We love to shed glimmers of light in the midst of the bleak economic downturn. If you are borrowing a Federal Direct Loan for the 2020-21 academic year, you will have the lowest fixed interest rate loan in decades.
How Did It Happen?
The annual interest rates for Federal Direct Loans are based on the May 10-year Treasury note auction. On May 12, 2020, the 10-year Treasury note auction was at .70%. Despite signs that the US economy is starting to reopen, the Bureau of Labor Statistics reported Tuesday that the consumer price index (CPI) experienced the biggest drop since 1957. This was most likely a factor that led to the lowest May 10-year Treasury note auction since the Federal Direct Loans used this index.
How are the Interest Rates Calculated?
The Congressional Budget Office (CBO) will use the 10-year Treasury note to set next year’s Federal Direct Loan fixed interest rates for all loans borrowed between July 1, 2020 and June 30, 2021. Undergraduate students’ Federal Direct Student Loans are calculated based on the May 10-year Treasury rate plus 2.05%, capped at 8.25%. Graduate students’ Federal Direct Student Loans use this same May 10-year rate plus 3.60%, capped at 9.50%. Parents borrowing the Federal Direct Parent PLUS loans will have the rate calculated as the May 10-year Treasury rate plus 4.60%, capped at 10.50%.
What it Means for You?
If you are an undergraduate borrower, your Federal Direct Student Loans will be at 2.75%, down from 4.53%. Graduate borrowers of the Federal Direct Student Loan Program will be at 4.3% which is 1.78% lower than last year.
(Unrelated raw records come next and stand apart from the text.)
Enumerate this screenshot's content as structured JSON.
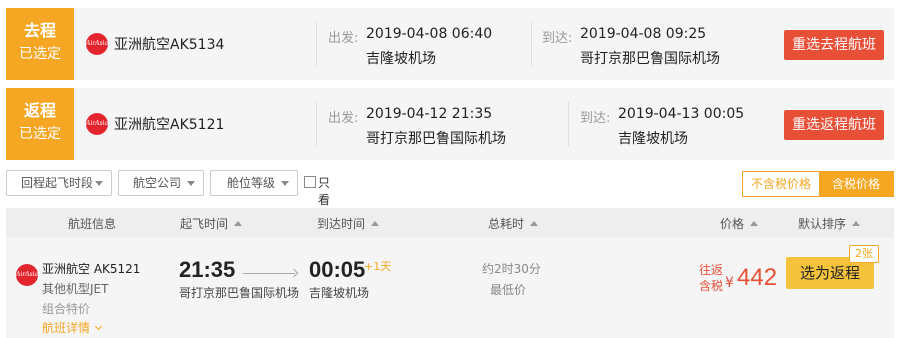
{
  "outbound": {
    "tag_line1": "去程",
    "tag_line2": "已选定",
    "logo_text": "AirAsia",
    "airline": "亚洲航空AK5134",
    "depart_label": "出发:",
    "depart_time": "2019-04-08 06:40",
    "depart_airport": "吉隆坡机场",
    "arrive_label": "到达:",
    "arrive_time": "2019-04-08 09:25",
    "arrive_airport": "哥打京那巴鲁国际机场",
    "reselect_button": "重选去程航班"
  },
  "return": {
    "tag_line1": "返程",
    "tag_line2": "已选定",
    "logo_text": "AirAsia",
    "airline": "亚洲航空AK5121",
    "depart_label": "出发:",
    "depart_time": "2019-04-12 21:35",
    "depart_airport": "哥打京那巴鲁国际机场",
    "arrive_label": "到达:",
    "arrive_time": "2019-04-13 00:05",
    "arrive_airport": "吉隆坡机场",
    "reselect_button": "重选返程航班"
  },
  "filters": {
    "return_departure_time": "回程起飞时段",
    "airline": "航空公司",
    "cabin_class": "舱位等级",
    "direct_only": "只看直飞",
    "direct_only_checked": false
  },
  "price_toggle": {
    "excluding_tax": "不含税价格",
    "including_tax": "含税价格",
    "selected": "含税价格"
  },
  "table_header": {
    "flight_info": "航班信息",
    "departure_time": "起飞时间",
    "arrival_time": "到达时间",
    "total_duration": "总耗时",
    "price": "价格",
    "default_sort": "默认排序"
  },
  "result": {
    "logo_text": "AirAsia",
    "airline": "亚洲航空 AK5121",
    "aircraft": "其他机型JET",
    "fare_type": "组合特价",
    "details_link": "航班详情",
    "depart_time": "21:35",
    "depart_airport": "哥打京那巴鲁国际机场",
    "arrive_time": "00:05",
    "next_day": "+1天",
    "arrive_airport": "吉隆坡机场",
    "duration": "约2时30分",
    "lowest_price": "最低价",
    "price_tag_1": "往返",
    "price_tag_2": "含税",
    "currency": "¥",
    "price": "442",
    "select_button": "选为返程",
    "tickets_left": "2张"
  },
  "colors": {
    "accent_orange": "#f5a623",
    "red_button": "#e84f37",
    "select_yellow": "#f5c33b",
    "airasia_red": "#e3262e"
  }
}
Federal Direct Parent PLUS Loan borrowers will be at 5.30%, down from 7.08%.
How Much Savings Could This Mean?
For parents who defer all payments of their Federal Direct Parent PLUS Loan while their first year bachelor’s degree student is in school, this will be significant. Calculating the difference between last year’s and this year’s interest rates with the average Federal Direct Parent PLUS Loan at $17,220 (reported by College Board), the parent borrowers will save about $3,350. For first year undergraduate students borrowing unsubsidized Federal Direct Student Loans, the savings will be about $1,280 over the life on the loan on the $7,488 average Federal Direct Student Loan.
Is the Only Cost the Interest Rate?
Remember that Federal Direct Loans have loan fees. Every disbursement of Federal Direct Loans deducts loan fees so you receive less funds than you actually borrowed. When the US Budget Control Act of 2011 sought automatic deficit reductions, the US Department of Education was forced to impose loan fees annually. The new loan fee rate will go into effect based on the state of the new federal fiscal year on October 1st. Until September 30, 2020, the loan fee on undergraduate and graduate student Federal Direct Student Loans is 1.059% loan fee. Federal Direct Parent PLUS Loans is 4.236% loan fee which is deducted from each disbursement.
For those who borrow a $5,000 Federal Direct Student Loan before September 30th, the net disbursement is $4,947.05. If you are borrowing a $5,000 Federal Direct Parent PLUS Loan, the net disbursement is $4,788.20 after the loan fees. Although there has been interest creating federal legislation to remove or lower the loan fees, we don’t know if this will happen before the Office of Management and Budget (OMB) sets the 2020-21 loan fee rates.
Colleen MacDonald Krumwiede is a financial aid and paying for college expert with over a decade of financial aid experience at Stanford GSB, Caltech, and Pomona College and another decade at educational finance and technology companies servicing higher education. She guides go-to-market strategy and product development at Quatromoney to transform the way families afford college.